Dierker, a two-time All-Star and later Manager of the Year, has had his No. 49 retired by the Astros, and he shared a few of his thoughts about today's game. Dierker doesn't like instant replay, and he said his first step to change the game would be to elevate the home-plate umpire "to the position of God."
He said that he used to rail about fans reading a book during games, but now that he's retired, he said he "can read a lot and not miss anything." The pace of the game is one of Dierker's pet peeves, but he said that one thing is clear: The players are performing impressive feats on a nightly basis.
"I'd like to tell you something that you probably already know. But I'd like to emphasize it," he said as part of his prepared remarks. "Baseball is a really, really hard sport to play. A lot harder than it looks. I always say that the difficulty of the game of baseball increases directly with your proximity to the ball. If you watch it on TV, there's nothing to it. If you're in the upper deck, it doesn't look that hard."
When Dierker was finished, the awards portion of the luncheon began. SABR, a group of researchers dedicated to uncovering objective truth about the game, were thrilled to celebrate their own.
Leslie Heaphy, a professor at Kent State University and a member of SABR's Board of Directors, was chosen as the winner of the Bob Davids Award. That trophy, named for the founder of SABR, is annually distributed to the member who best embodies the spirit and self-sacrifice of the group's first president.
"I'm truly humbled by this honor," Heaphy said. "I hope I'm worthy of being part of this wonderful group."

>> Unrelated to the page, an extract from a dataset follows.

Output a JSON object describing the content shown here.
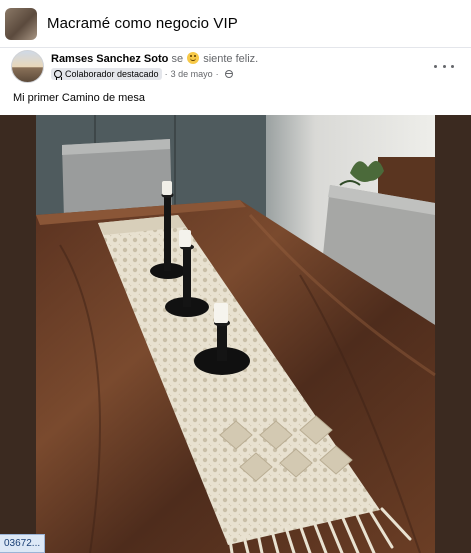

Roland Hemond, three-time winner of The Sporting News MLB Executive of the Year Award, named former Houston general manager Tal Smith the winner of an award named in his honor. Smith, who has known Hemond for more than 40 years, said it was a great honor to win his friend's award.
John Zinn and Paul Zinn, authors of Ebbets Field, were the joint winners of the Ron Gabriel Award, which is annually distributed to the best research project centered on the Brooklyn Dodgers.

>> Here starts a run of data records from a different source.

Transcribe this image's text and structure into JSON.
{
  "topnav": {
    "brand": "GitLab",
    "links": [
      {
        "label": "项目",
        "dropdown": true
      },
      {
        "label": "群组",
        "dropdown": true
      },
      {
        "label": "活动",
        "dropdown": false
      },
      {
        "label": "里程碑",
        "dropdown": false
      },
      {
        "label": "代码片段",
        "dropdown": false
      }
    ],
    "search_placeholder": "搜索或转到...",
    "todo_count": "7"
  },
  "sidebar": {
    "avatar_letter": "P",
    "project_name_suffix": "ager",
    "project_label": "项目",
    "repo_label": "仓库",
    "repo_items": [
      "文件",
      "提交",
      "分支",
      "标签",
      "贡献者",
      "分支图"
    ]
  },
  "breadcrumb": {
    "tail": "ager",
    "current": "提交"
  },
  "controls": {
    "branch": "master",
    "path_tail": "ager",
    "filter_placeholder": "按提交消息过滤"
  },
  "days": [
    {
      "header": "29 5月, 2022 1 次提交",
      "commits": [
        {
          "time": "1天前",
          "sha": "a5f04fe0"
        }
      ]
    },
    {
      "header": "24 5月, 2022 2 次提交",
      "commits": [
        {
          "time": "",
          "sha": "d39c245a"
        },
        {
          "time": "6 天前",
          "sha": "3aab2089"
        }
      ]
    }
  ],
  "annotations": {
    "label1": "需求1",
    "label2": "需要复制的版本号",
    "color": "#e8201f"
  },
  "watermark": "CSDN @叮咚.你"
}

Another prestigious award, the Henry Chadwick Award, was given to five deserving scholars on Friday. Two of them -- Mark Armour and MLB.com's Cory Schwartz -- were on hand to accept the distinction. Schwartz, vice president of statistics for MLB.com, was honored for his tireless work in integrating the newfound date of the game's new age and making it easy for everyday fans to digest it.
The luncheon, a two-hour block of the conference schedule, was just part of the whole picture Friday at the Royal Sonesta. The morning featured a panel discussion featuring members of the NL West champion 1980 Astros, and the afternoon had a media panel and another focused on women in baseball.

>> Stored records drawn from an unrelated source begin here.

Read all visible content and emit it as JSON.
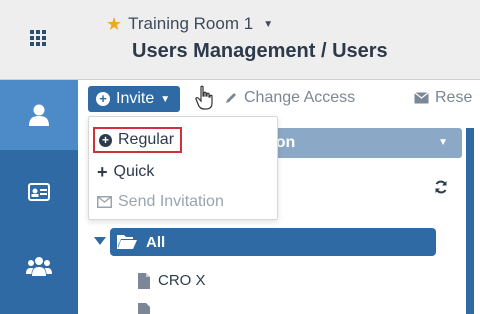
{
  "header": {
    "room_name": "Training Room 1",
    "page_title": "Users Management / Users"
  },
  "toolbar": {
    "invite_label": "Invite",
    "change_access_label": "Change Access",
    "reset_label": "Rese"
  },
  "invite_menu": {
    "items": [
      {
        "label": "Regular",
        "icon": "plus-circle-icon",
        "highlighted": true
      },
      {
        "label": "Quick",
        "icon": "plus-icon"
      },
      {
        "label": "Send Invitation",
        "icon": "envelope-icon",
        "disabled": true
      }
    ]
  },
  "panel": {
    "header_label": "tion"
  },
  "tree": {
    "root_label": "All",
    "items": [
      {
        "label": "CRO X"
      }
    ]
  },
  "colors": {
    "primary": "#2f6aa5",
    "rail_active": "#4d8bc8",
    "highlight_border": "#d0303a",
    "star": "#f0a81c"
  }
}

Armour, one of the winners of the Chadwick Award, hosted a morning presentation on The Case For Al Campanis, the famed ex-Dodgers executive whose career ended after an infamous television appearance. Armour spoke at length about all of the executive's achievements within the game.
One other interesting discussion was hosted by panelist Peter C. Bjarkman, whose expertise is in pre-revolution and post-revolution Cuban baseball history. Bjarkman discussed the many latter-day Cuban stars in the game and the difficult and circuitous route they have to take to the Majors.
Bjarkman took questions at the end of his presentation, and one audience member wanted to know if he could ever see an MLB franchise in Havana. Yes, Bjarkman said, but it may take until 2095, a gap in time that would allow the city to prepare itself economically and logistically.
"This is a third-world country where people pay 75 cents to go to a ballgame," said Bjarkman of today's Cuban society. "If things change tomorrow, you'd be rebuilding Havana for 25 years."
SABR 44 will conclude on Saturday, and it will have an interesting panel discussion featuring men who have played and later moved into the front office. That panel will include Bob Watson, former Houston general manager, and Dr. Bobby Brown, former president of the American League.